While it is true that the Nintendo Entertainment System was the main platform for these new Japanese role-playing games in the middle 1980s, it did have one rival—the Sega Master System. In the days before the Megadrive (Genesis to our US readers), the Sega Master System had managed to position itself in a few markets to fight Nintendo. One of these markets was the UK, where the Master System did quite well.

Not wanting to be left out in the cold when it came to the new wave of role-playing games, Sega developed Phantasy Star—another title in the mould of Dragon Quest and Final Fantasy that collected its fair share of devotees. With a nod towards sci-fi, Phantasy Star also managed to find a niche for itself, proving that content didn’t need to be all wizards and dragons.

Phantasy Star was another success—with a series of sequels still in existence today—proving that Nintendo weren’t the only people with a machine capable of playing these awesome games.

Hitting the International Market

With Nintendo’s worldwide marketing power, these role-playing games weren’t limited to the Japanese audience. They rolled their way around the globe and found themselves translated into English, appearing on screens everywhere. Many who played them couldn’t imagine how they could be improved, feeling that computer and console gaming had peaked.

Of course, the gaming community split. There were plenty who were willing to reject these eastern usurpers, preferring to remain loyal to the development of western role-playing games that had a somewhat more serious, less cartoony feel to them.
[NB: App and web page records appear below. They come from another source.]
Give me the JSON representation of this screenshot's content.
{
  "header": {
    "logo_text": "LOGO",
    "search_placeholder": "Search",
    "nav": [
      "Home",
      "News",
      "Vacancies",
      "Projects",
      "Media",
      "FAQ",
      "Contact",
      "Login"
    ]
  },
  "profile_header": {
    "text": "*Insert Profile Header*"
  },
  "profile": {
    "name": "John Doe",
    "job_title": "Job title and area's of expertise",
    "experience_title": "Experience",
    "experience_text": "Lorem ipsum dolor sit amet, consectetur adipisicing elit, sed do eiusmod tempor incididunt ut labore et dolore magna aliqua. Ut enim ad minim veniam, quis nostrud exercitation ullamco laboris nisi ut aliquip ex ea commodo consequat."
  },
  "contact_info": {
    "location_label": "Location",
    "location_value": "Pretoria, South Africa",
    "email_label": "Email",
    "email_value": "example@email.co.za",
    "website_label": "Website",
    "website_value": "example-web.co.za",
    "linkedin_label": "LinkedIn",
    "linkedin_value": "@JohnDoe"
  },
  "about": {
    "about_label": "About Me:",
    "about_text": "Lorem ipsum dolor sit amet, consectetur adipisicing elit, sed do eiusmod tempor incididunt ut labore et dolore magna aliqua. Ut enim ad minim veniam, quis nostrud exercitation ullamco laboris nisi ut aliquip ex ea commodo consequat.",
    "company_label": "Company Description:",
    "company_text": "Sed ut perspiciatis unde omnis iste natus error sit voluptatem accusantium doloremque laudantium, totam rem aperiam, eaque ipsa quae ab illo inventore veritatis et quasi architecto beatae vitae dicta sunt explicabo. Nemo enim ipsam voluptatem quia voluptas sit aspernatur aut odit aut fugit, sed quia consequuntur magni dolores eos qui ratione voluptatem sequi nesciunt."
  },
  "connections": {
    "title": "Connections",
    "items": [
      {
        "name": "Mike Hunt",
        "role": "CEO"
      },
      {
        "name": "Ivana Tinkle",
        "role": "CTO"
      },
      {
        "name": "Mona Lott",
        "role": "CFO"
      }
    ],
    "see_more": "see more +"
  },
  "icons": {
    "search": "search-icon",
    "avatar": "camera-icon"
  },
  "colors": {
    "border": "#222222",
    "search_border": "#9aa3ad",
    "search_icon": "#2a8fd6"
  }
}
However, even they couldn’t deny that by the tail end of the 1980s, the JRPG had very much arrived.

Coming next…

What was happening in the rest of the world while Japan was busy kickstarting series that would go on to shape RPG gaming well into the next century? Well, there was a bard… and he had a tale to tell…